The time when farm families have young children is particularly vulnerable for a farm operation, and access to child care can help parents maintain the farm during this period. In Vermont, 71.5% of children ages five and under are in families where all available parents are in the labor force. Despite this, almost two thirds of infants and nearly one third of toddlers and preschoolers do not have access to licensed care programs.
Child care choices for farm families are influenced by values, farm productivity, cost of care, and distance to care centers and relatives. Family care is the preferred child care arrangement for farm families due to affordability and flexibility around non-traditional schedules. Low and fluctuating profit margins make it difficult for farm families to afford off-farm care. Household stressors play a significant role in amplifying overall stress levels on farms. How child care is practiced affects relationships, inequitable division of labor, and day-to-day operations. First-generation and women farmers face the most significant challenges in accessing affordable child care.
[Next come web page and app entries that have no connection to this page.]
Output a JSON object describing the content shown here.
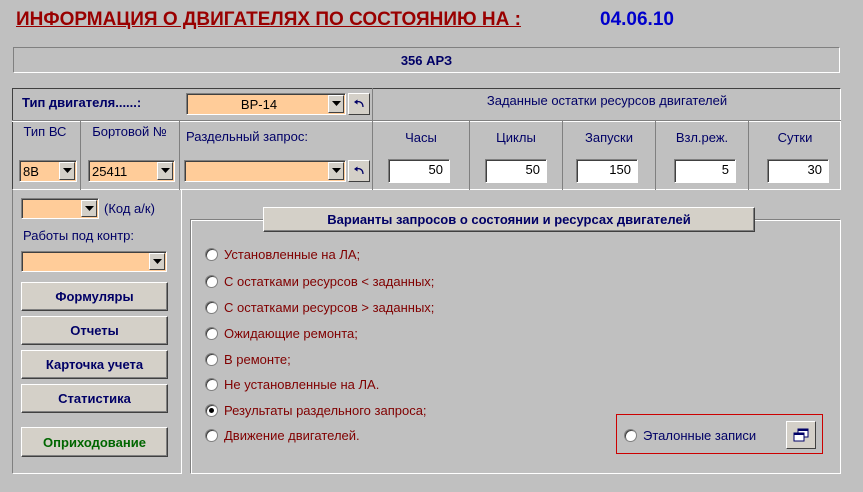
{
  "header": {
    "title": "ИНФОРМАЦИЯ О ДВИГАТЕЛЯХ ПО СОСТОЯНИЮ НА :",
    "date": "04.06.10"
  },
  "banner": {
    "text": "356 АРЗ"
  },
  "engine_type": {
    "label": "Тип двигателя......:",
    "value": "ВР-14"
  },
  "reserves": {
    "title": "Заданные остатки ресурсов двигателей",
    "columns": [
      {
        "label": "Часы",
        "value": "50"
      },
      {
        "label": "Циклы",
        "value": "50"
      },
      {
        "label": "Запуски",
        "value": "150"
      },
      {
        "label": "Взл.реж.",
        "value": "5"
      },
      {
        "label": "Сутки",
        "value": "30"
      }
    ]
  },
  "aircraft": {
    "type_label": "Тип ВС",
    "type_value": "8В",
    "board_label": "Бортовой №",
    "board_value": "25411"
  },
  "separate_query": {
    "label": "Раздельный запрос:",
    "value": ""
  },
  "left_panel": {
    "code_value": "",
    "code_label": "(Код а/к)",
    "works_label": "Работы под контр:",
    "works_value": "",
    "buttons": {
      "forms": "Формуляры",
      "reports": "Отчеты",
      "card": "Карточка учета",
      "stats": "Статистика",
      "receipt": "Оприходование"
    }
  },
  "query_group": {
    "title": "Варианты запросов о состоянии и ресурсах двигателей",
    "options": [
      {
        "label": "Установленные на ЛА;",
        "selected": false
      },
      {
        "label": "С остатками ресурсов < заданных;",
        "selected": false
      },
      {
        "label": "С остатками ресурсов > заданных;",
        "selected": false
      },
      {
        "label": "Ожидающие ремонта;",
        "selected": false
      },
      {
        "label": "В ремонте;",
        "selected": false
      },
      {
        "label": "Не установленные на ЛА.",
        "selected": false
      },
      {
        "label": "Результаты раздельного запроса;",
        "selected": true
      },
      {
        "label": "Движение двигателей.",
        "selected": false
      }
    ],
    "reference": {
      "label": "Эталонные записи",
      "selected": false
    }
  },
  "colors": {
    "title": "#990000",
    "date": "#0000cc",
    "navy": "#000066",
    "option_text": "#800000",
    "combo_bg": "#ffcc99",
    "green_button": "#006600",
    "highlight_border": "#cc0000"
  },
  "icons": [
    "chevron-down-icon",
    "undo-icon",
    "window-copy-icon"
  ]
}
There is tension between the belief that farming helps children gain life skills and a reluctance to use one’s children as labor. Farm parents’ time is split between the farm and their children, and allocations towards one come at the expense of the other. Farm parents must regularly weigh the safety risks and benefits of keeping their children on the farm. In the U.S., approximately 33 children are seriously injured in agriculture-related incidents every day, and approximately every three days a child dies. About 60% of agriculture-related injuries are sustained by non-working children.